Jack Allen's Kitchen. Multiple locations. jackallenskitchen.com. Jack Gilmore has created a hybrid farm-to-table roadhouse and brings that quality food to diners outside the city center — dishes like crispy salmon crunchy on the outside and delicate through the middle, topped with a roasted tomatillo sauce, crab and local tomato; and hearty handhelds like a fried chicken sandwich slathered with hickory sauce, cheddar, bacon and jalapeño mayonnaise.


Kome. 5301 Airport Blvd., No. 100 512-712-5700, kome-austin.com. The Kome viche — salmon and mango topped with madai and sashimi and bright yuzu powder — displays the sushi evolution from owners Také and Kayo Asazu’s original trailer. Make sure to explore non-sushi items like chicken Kara-agé (fried chicken thigh meat) and the flaky and salted grilled yellowfin collar.


L’Oca d’Oro. 1900 Simond Ave. 737-212–1876, locadoroaustin.com. Chef Fiore Tedesco delivers thoughtful, ingredient-driven Italian food that impresses with its execution, restraint and clean flavors. The kitchen’s care for maximizing ingredients even extends to a housemade amaro program.


Le Bleu. 9070 Research Blvd., No. 303. 512-770-1100, lebleuatx.com.

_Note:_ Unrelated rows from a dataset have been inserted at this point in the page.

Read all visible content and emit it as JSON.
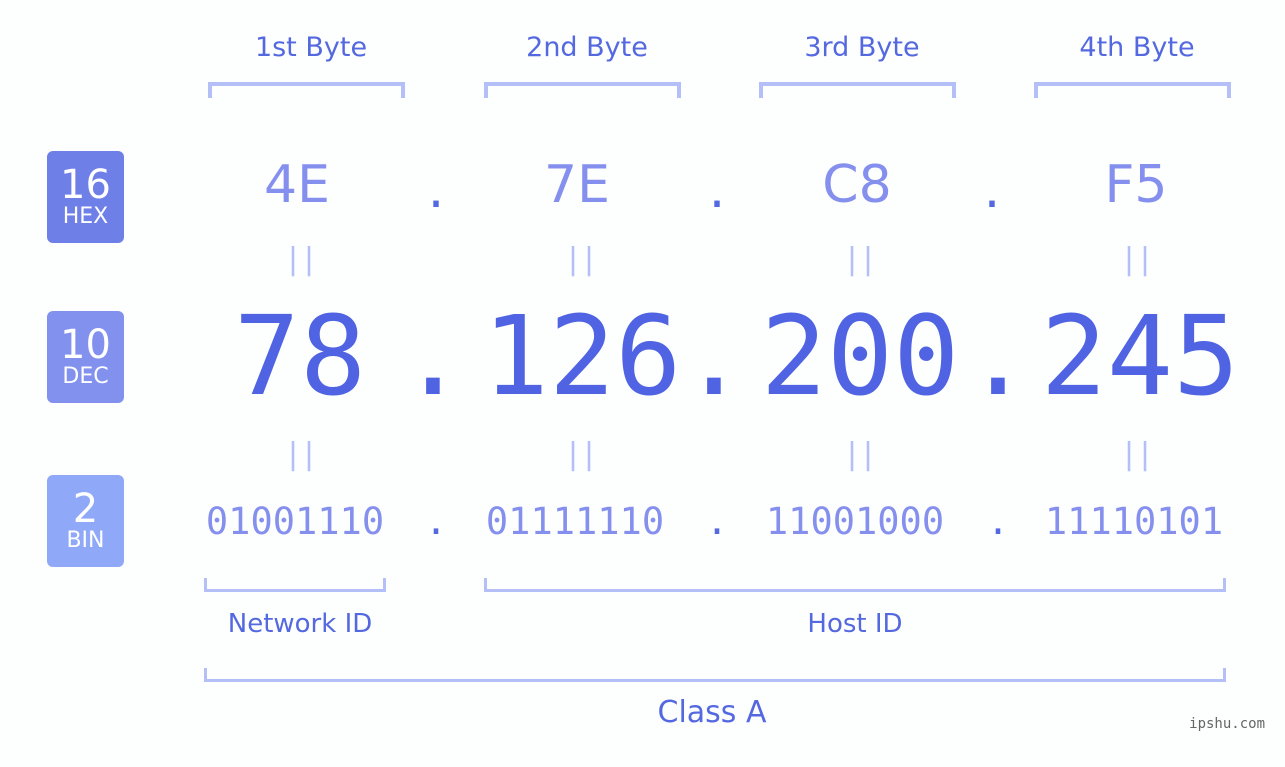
{
  "bytes": {
    "headers": [
      "1st Byte",
      "2nd Byte",
      "3rd Byte",
      "4th Byte"
    ]
  },
  "badges": {
    "hex": {
      "number": "16",
      "label": "HEX",
      "color": "#6f7fe8"
    },
    "dec": {
      "number": "10",
      "label": "DEC",
      "color": "#8291ee"
    },
    "bin": {
      "number": "2",
      "label": "BIN",
      "color": "#8fa8f8"
    }
  },
  "hex": {
    "values": [
      "4E",
      "7E",
      "C8",
      "F5"
    ],
    "separator": "."
  },
  "dec": {
    "values": [
      "78",
      "126",
      "200",
      "245"
    ],
    "separator": "."
  },
  "bin": {
    "values": [
      "01001110",
      "01111110",
      "11001000",
      "11110101"
    ],
    "separator": "."
  },
  "equals_sign": "||",
  "segments": {
    "network": "Network ID",
    "host": "Host ID",
    "class": "Class A"
  },
  "watermark": "ipshu.com",
  "colors": {
    "accent": "#4f63e3",
    "light_accent": "#8590ee",
    "bracket": "#b3bff6"
  }
}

Chicken, lamb and traditional pork bánh mì are the signatures here, but chef Tebi Nguyen, who got his start with the food truck Saigon Le Vendeur, has the room and time to stretch out at his cafe as he explores the bright flavors of pan-seared yellowtail with green mango and caramelized chile garlic fish sauce, and the perfumed complexity of mussels in lemongrass coconut broth.


Little Thailand. 4315 Caldwell Lane. 512-551-9930, littlethailandtx.com. Chef Kanjanet Thomas — niece of late owner Leland R. "Dick" Simcoe and his wife, Surin — and her husband, Thanet, have rebooted Little Thailand, a charming, unique and unexpected piece of the Austin area’s dining fabric set beneath the Garfield water tower east of Texas 130. The restaurant serves the best Thai food in Central Texas.

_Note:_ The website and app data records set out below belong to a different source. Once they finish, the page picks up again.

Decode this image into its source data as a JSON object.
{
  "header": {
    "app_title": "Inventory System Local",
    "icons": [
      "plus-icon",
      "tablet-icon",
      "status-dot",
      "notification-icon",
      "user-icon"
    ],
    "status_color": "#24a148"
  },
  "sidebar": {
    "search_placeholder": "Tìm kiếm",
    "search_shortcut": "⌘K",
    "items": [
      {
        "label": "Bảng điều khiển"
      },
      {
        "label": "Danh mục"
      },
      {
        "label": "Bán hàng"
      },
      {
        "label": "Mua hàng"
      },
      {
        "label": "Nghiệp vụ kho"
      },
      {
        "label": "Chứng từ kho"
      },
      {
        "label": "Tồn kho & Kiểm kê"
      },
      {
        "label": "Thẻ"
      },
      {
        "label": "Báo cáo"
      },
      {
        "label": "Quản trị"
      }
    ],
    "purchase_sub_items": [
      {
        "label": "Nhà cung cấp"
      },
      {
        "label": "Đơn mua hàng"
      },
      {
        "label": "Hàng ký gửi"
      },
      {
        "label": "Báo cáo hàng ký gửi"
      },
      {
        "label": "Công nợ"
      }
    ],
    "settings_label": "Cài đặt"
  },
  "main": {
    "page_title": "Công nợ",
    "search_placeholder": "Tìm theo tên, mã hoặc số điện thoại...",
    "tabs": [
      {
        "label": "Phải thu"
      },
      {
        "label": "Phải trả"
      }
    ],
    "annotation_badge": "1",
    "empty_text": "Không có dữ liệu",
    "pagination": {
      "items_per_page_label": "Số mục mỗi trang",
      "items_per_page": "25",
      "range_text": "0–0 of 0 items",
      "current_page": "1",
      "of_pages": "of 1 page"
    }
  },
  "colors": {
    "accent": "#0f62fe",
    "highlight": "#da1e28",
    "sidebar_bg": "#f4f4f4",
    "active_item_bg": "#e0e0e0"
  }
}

Pieous. 166 Hargraves Drive. 512-394-7041, facebook.com/pieous. Husband-and-wife team Josh and Paige Kaner created a restaurant equally loved by families and food obsessives. And they did it on the edge of town, and with the unlikely combination of puffed, steaming Neapolitan pizza and perfumed folds of smoky beef pastrami.


Pollo Las Abuelas. 11444 Menchaca Road. 737-228-7449, pollolasabuelas.com. Head to this trailer in far South Austin for some of the best fried chicken sandwiches in the city.


Quality Seafood Market. 5621 Airport Blvd. 512-452-3820, qualityseafoodmarket.com. The expanded dining room gives the fish market and restaurant an airier and brighter feel, but this is still an elbows-on-the-table, cold beer and Gulf oysters kind of place.


Saffron. 3616 Far West Blvd. 512-241-1732; 3201 Bee Caves Road, No. 148. 512-329-0234, saffronaustin.com. Co-owner Thiniso Tashi was raised in Northeast India by a Tibetan father and Nepalese mother, and the menu at his restaurant straddles Tibet and Nepal, with one foot in India and one in China. Get the goat stew and achari chicken.


Stiles Switch BBQ & Brew. 6610 N. Lamar Blvd. 512-380-9199, stilesswitchbbq.com. One of the best quality-barbecue-to-line ratios you will encounter the week of SXSW and most other weeks, as well.


Tan My. 1601 Ohlen Road. 512-832-9585. The pho at this family-owned Vietnamese restaurant has depth and character, and a marinade of soy sauce, garlic and a splash of fish sauce elevates the charbroiled pork into transcendent meat candy.


Taste of Ethiopia. 1100 Grand Ave. Parkway, Pflugerville. 512-251-4053, tasteofethiopiaaustin.com. Woinee Mariam imbues her food with a motherly affection that warms guests as much as the ubiquitous Ethiopian berbere spice, national dish of doro wot and stewed beef tibs.


Thai Kun. 11601 Rock Rose Ave. 512-719-3332, thaikun.com. I love the juxtaposition: A tame, open-air mall, a monument to consumerism (the Domain Northside), houses a traditional Thai restaurant serving up some seriously spicy food. It’s unexpected, a bit perplexing and pretty awesome.


Titaya's. 5501 N. Lamar Blvd. 512-458-1792, titayasthaicuisine.com. The fibrous snap of bamboo strips and zucchini fills a green curry warmed with serrano peppers and sweetened with coconut milk in one of several very good curries at Titaya’s, one of Austin’s most popular Thai restaurants.